'We have cracked the philosophy of 2.0’s sound'
…says sound designer Resul Pookutty, who wishes that South filmmakers realised the importance of sound in a film
Academy Award-winning sound designer, Resul Pookutty, speaks so softly that I often have to ask him to repeat himself. He may be soft in speech, but is decisively harsh about filmmakers who don’t understand the value of sound design. “Each sound in a film is important enough to merit its own consideration,” he says. That’s how Pookutty and his team approach sound designing.
The sound wizard believes that design and editing must have plenty to do with the creation and selection of the sounds that make up each scene; he views this stage as crucial for the development of a cohesive aural aesthetic. And he prefers to keep it natural. “Sound, when used effectively, can magically enhance the visual quality of a film. But it’s hardly given importance here,” he smiles.
Resul busts the myth that sound designing is just about creating great sound effects. “It’s an invaluable component of film production. I get furious when somebody doesn’t care about it. For instance, during the post-production work of Remo, I stormed out of the studio. They then convinced me and brought me back. Music seems to sell in our industry. Sound, unfortunately, doesn’t,” he laments.
Over the years, he has dug deep to make his sound unique. He has read up a lot, and scoured the internet to stock up on his studio with the best sounds the world had to offer. Despite growing awareness, he thinks a lot still needs to be done. “The makers are ready to spend money on music, but not so much for sound. I have been fighting this for decades,” he says. “There’s this producer, who’s almost scared of me. He once said, ‘Pookutty ooru-la irukaaru, studio-laam ippo ozhunga irukum’ (Pookutty is in town, and so the studios will be in good condition). Because he knows what I’ll do if they aren’t. Naan kelambi poitae irupen (I’ll just leave immediately).”
Sound design to him is more than just trying to bring a director’s vision onto the screen. “I strive to sensitise people about sound. I attempt to adapt the tone of every scene into the core compositional structure of the film,” he says. He is extremely choosy about films. “I want to work with people, who understand the importance of sound. As a technician, I am open to working across languages.. I think every Indian can adapt himself to wherever he goes. Just that in Hollywood, things are more organised,” he laughs.
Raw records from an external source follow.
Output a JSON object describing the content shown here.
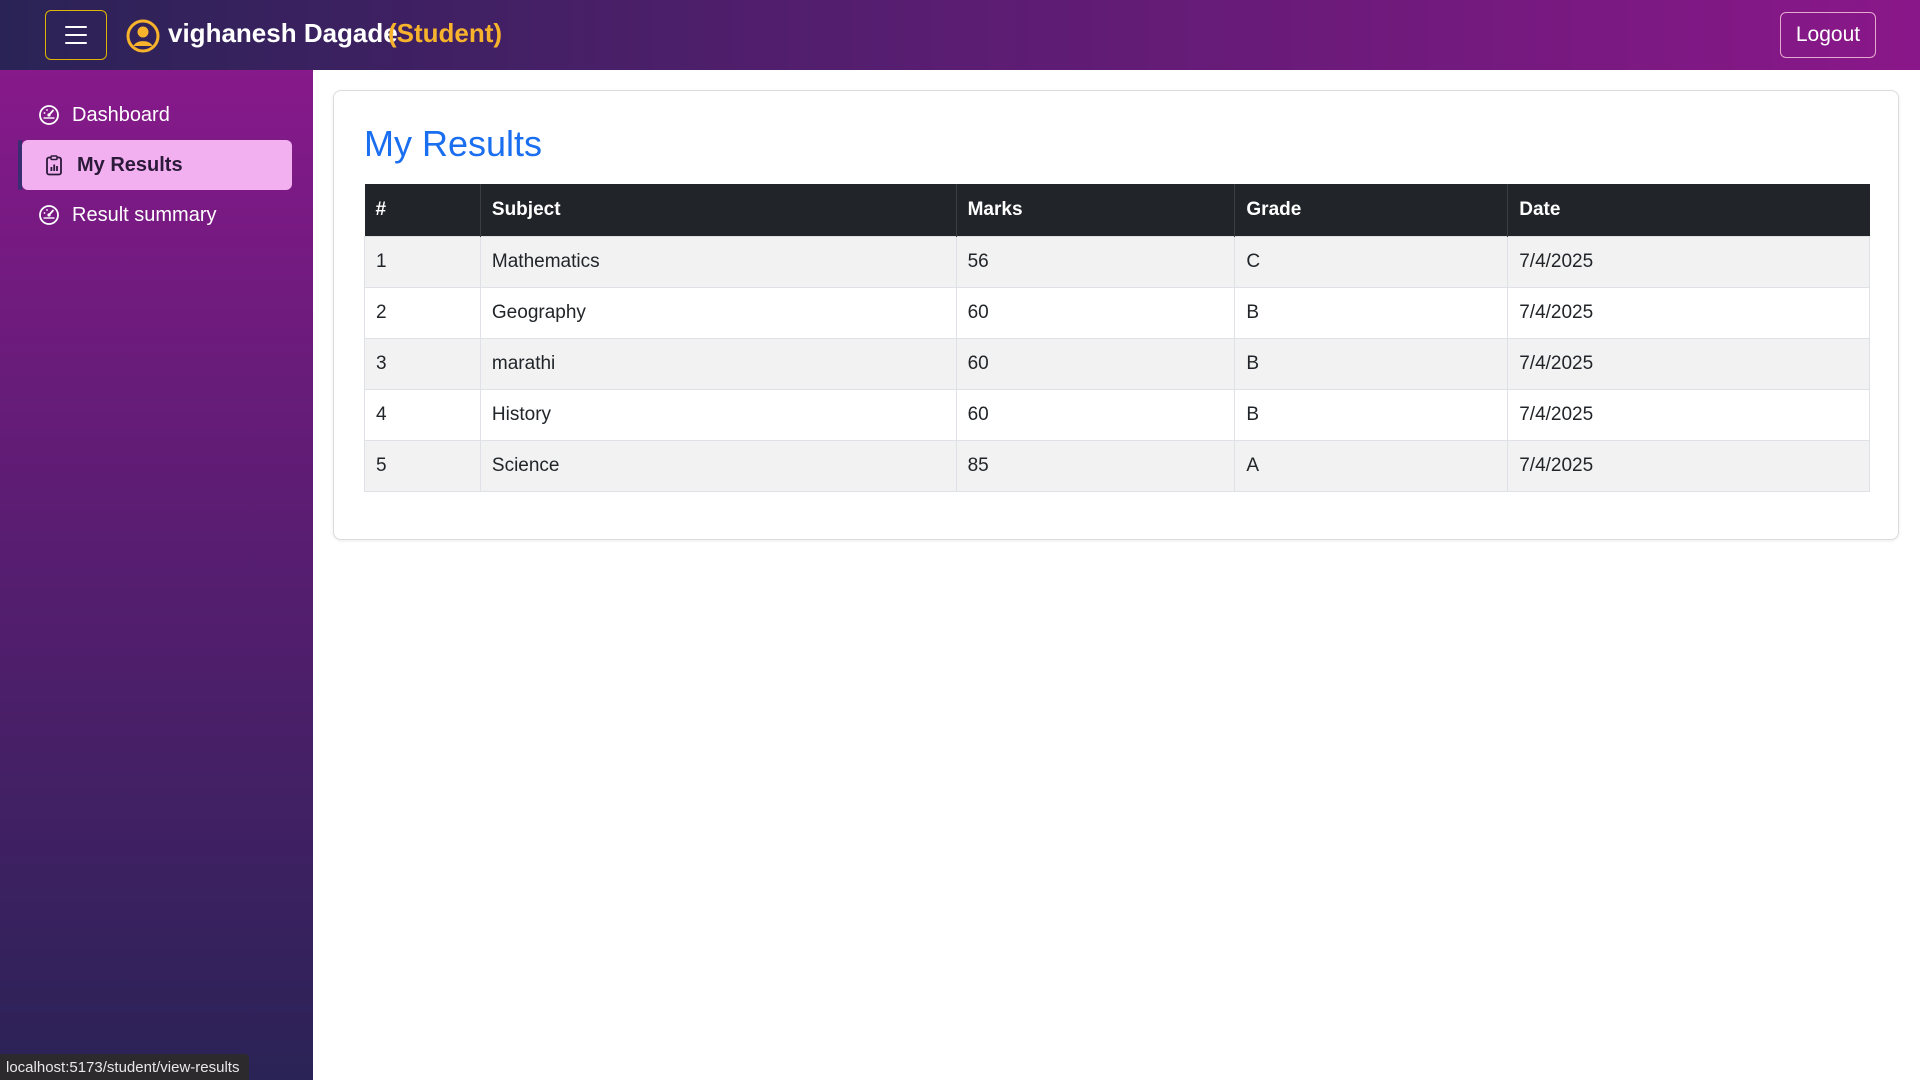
{
  "header": {
    "user_name": "vighanesh Dagade",
    "user_role": "(Student)",
    "logout_label": "Logout"
  },
  "sidebar": {
    "items": [
      {
        "label": "Dashboard",
        "icon": "dashboard-gauge-icon",
        "active": false
      },
      {
        "label": "My Results",
        "icon": "clipboard-chart-icon",
        "active": true
      },
      {
        "label": "Result summary",
        "icon": "dashboard-gauge-icon",
        "active": false
      }
    ]
  },
  "main": {
    "title": "My Results",
    "table": {
      "columns": [
        "#",
        "Subject",
        "Marks",
        "Grade",
        "Date"
      ],
      "rows": [
        [
          "1",
          "Mathematics",
          "56",
          "C",
          "7/4/2025"
        ],
        [
          "2",
          "Geography",
          "60",
          "B",
          "7/4/2025"
        ],
        [
          "3",
          "marathi",
          "60",
          "B",
          "7/4/2025"
        ],
        [
          "4",
          "History",
          "60",
          "B",
          "7/4/2025"
        ],
        [
          "5",
          "Science",
          "85",
          "A",
          "7/4/2025"
        ]
      ]
    }
  },
  "status_bar": {
    "url": "localhost:5173/student/view-results"
  },
  "colors": {
    "accent_title": "#1a6ef0",
    "role_highlight": "#f7b32b",
    "active_nav": "#f3b0f0",
    "table_header": "#212529"
  }
}
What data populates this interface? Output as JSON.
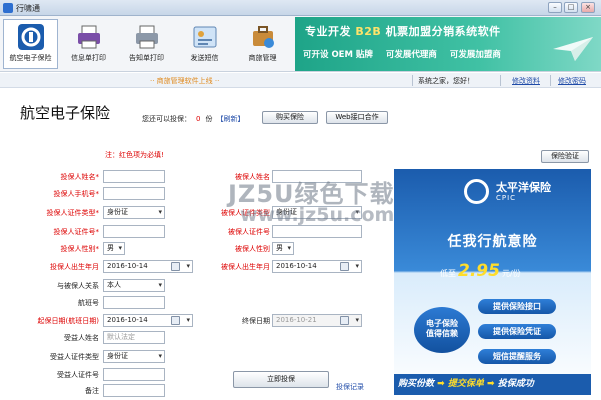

He says Shankar’s 2.0 is shaping up well. “The storytelling of the film demands a certain type of sound and we’re actually working on the technology now. We’ve cracked it philosophically, but now, we need to find a way to execute it. Shankar is a visionary, and the film will be exceptional technically. As it’s a 3D venture, we are in talks with theatre owners to see what can be done to make the ‘sound’ feel differently.”
He thrives when working on such complex projects because “complexity makes life interesting and worthwhile. It’s not that I go in search of them; I just get attracted to them. It’s nice when people look at sound as a craft, and include it as a part of their writing. Take Kaabil for instance. I had sleepless nights working on it. The audience were surprised that Hrithik Roshan was speaking like Amitabh Bachchan. Even Big B himself was surprised. That’s the beauty of sound! The longer I work, the better I am at imagining what something should sound like. ”
Pookutty has plans to start a sound institute in Mumbai soon. “After I won BAFTA, Rahman told me to start teaching; I’ll do something about it for sure. When I meet people, they constantly ask me questions and that makes me responsible for the field. That’s why I try to keep myself updated with the latest technology, equipment and software,” he says.
You’d think that a technically gifted artist like Pookutty has all had his dreams fulfilled, considering that he has won an Academy Award too. But no, he still has an unfulfilled dream. “I’d love to work with Kamal Haasan.”